The Public Company Accounting Oversight Board (PCAOB) recently requested comment on whether audit firm rotation would improve the quality of audits. Currently, public companies are required to rotate engagement partners every five years; there is no requirement in the U.S. to rotate audit firms. While non public companies and non-profit organizations are not required to rotate audit firms or audit engagement partners, they need to think about the quality of their audits.

First, a little background on PCAOB, audit firm and audit partner rotation – and then some information on how non-profits can help ensure a sound audit.

Congress established the PCAOB, a non-profit corporation, to oversee the audits of public companies to help protect investors and the public interest by promoting informative, accurate, and independent audits. Apparently, its concern is that long-term relationships with audit firms may create problems with objectivity or independence (even though the audit engagement partner is rotated every five years). As expected, the large accounting firms, the American Institute of Certified Public Accountants (AICPA) and several large corporations and non-profit organizations came out against an audit firm rotation requirement. A large accounting firm (Ernst & Young) believes that mandatory rotation would come at a great expense to audit quality.

Studies have shown that audit failures come at a much higher rate during the first three years of an audit engagement, indicating a significant learning curve in the first three years of the engagement for the external auditor, especially with large public companies. The AICPA opposes mandatory rotation due to costly and unintended consequences. It believes that mandatory rotation would hinder the ability of the audit committees to oversee external auditors. The AICPA believes that audit committees should be further strengthened and encouraged to take a more proactive role in overseeing the independent auditor, which would include selecting (or retaining) the most qualified firm for the job. In a letter co-signed by 31 large public companies and large non-profit organizations, they believed that mandatory firm rotation, if implemented, would harm corporate governance, reduce audit quality, diminish the role of audit committees, increase the incidence of undetected fraud and increase costs. Even the PCAOB recognized that mandatory firm rotation would represent a significant change in practice and would increase costs and cause disruptions for companies and external auditors. Former SEC Chairman Richard Breedon favors a system of rotation (10-12 years), but with an opportunity for extension if a PCAOB inspection indicates that there is no loss of independence. Former U.S. Comptroller General Charles Bowsher suggested implementing a system of rotation that would be limited to 25 to 40 of the very large companies. His argument: the cost issue related to rotation would be diminished by the very large budgets of these companies.

So, as the debate continues in the large public company world, what should the non public companies and non-profit organizations consider to ensure that they obtain quality audits?

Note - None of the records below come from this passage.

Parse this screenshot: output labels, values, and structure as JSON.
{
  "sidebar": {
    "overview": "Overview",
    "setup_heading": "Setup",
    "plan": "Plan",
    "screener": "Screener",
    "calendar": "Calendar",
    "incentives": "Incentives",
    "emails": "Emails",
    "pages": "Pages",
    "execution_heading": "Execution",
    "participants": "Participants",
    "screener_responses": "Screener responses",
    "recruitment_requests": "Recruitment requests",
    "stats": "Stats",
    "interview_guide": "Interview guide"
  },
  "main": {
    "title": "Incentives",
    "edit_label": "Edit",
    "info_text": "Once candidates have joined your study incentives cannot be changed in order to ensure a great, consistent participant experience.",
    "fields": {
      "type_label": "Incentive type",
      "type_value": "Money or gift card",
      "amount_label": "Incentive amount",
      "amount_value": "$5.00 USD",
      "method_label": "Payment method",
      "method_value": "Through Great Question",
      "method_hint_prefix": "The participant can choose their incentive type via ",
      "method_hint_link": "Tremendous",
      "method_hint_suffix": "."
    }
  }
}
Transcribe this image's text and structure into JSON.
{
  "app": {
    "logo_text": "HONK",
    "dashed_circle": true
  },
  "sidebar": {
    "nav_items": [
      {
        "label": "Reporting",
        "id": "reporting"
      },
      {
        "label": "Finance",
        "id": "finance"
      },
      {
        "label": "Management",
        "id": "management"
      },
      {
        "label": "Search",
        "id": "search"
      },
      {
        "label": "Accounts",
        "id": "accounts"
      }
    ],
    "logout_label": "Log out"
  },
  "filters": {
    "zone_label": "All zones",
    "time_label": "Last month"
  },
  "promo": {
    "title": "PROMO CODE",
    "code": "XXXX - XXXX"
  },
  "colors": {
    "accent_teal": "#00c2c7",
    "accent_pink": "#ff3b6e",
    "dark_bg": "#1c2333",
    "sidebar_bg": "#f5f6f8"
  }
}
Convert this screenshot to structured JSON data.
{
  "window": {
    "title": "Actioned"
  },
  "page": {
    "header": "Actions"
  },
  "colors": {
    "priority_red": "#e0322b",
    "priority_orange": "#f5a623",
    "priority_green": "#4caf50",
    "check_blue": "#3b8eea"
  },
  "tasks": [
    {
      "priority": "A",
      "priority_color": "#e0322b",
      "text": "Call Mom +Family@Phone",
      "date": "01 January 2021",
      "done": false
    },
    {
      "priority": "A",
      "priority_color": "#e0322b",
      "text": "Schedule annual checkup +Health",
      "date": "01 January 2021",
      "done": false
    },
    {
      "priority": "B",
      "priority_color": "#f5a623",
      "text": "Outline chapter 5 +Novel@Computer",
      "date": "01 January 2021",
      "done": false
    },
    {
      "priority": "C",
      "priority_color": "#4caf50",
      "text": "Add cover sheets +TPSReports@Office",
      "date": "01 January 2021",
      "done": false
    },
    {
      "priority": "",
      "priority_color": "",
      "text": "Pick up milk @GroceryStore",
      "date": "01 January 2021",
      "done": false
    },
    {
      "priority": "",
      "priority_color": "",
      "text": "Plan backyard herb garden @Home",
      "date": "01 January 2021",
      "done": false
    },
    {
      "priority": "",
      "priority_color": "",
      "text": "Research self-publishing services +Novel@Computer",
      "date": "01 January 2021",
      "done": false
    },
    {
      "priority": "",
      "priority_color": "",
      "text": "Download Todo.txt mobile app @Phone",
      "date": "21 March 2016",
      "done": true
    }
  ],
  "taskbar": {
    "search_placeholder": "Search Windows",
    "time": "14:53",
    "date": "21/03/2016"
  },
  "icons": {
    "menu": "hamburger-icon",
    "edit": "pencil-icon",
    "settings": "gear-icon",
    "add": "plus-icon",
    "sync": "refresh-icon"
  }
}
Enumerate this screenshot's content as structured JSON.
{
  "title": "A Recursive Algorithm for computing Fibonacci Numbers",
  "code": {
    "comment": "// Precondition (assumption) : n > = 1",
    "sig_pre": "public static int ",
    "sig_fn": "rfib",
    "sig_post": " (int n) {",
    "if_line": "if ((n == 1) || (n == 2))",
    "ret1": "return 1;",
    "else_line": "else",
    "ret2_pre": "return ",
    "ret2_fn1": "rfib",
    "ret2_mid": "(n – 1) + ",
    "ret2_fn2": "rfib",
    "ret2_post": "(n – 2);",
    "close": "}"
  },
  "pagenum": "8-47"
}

  1. A quality audit starts within the organization. An organization should strive to use qualified accounting professionals who prepare periodic financial statements for review by the board of directors (BOD). The organization should have strong internal controls and adequate segregation of duties.
  2. Budgets. An organization needs to prepare budgets that are reviewed and approved by the BOD. Results need to be reported and compared to budget and variances need to be explained and understood.
  3. Audit committee. Organizations should consider forming audit committees that hire and communicate with the outside auditor.
  4. External auditor. The organization should hire an auditor that is well-qualified and has experience in the organization’s industry. The firm should be right-sized. A small, local firm is not well qualified to audit a large, public company. Also, a large national firm may not give a small client the proper attention it needs to provide good value to the organization.
  5. Partner rotation. As discussed above, public companies are required to rotate partners every five years. The AICPA believes that this procedure provides the necessary “fresh look” to ensure objectivity. Non public companies and non-profit organizations are not required to rotate partners, but may want to consider the benefits of this process for their organizations.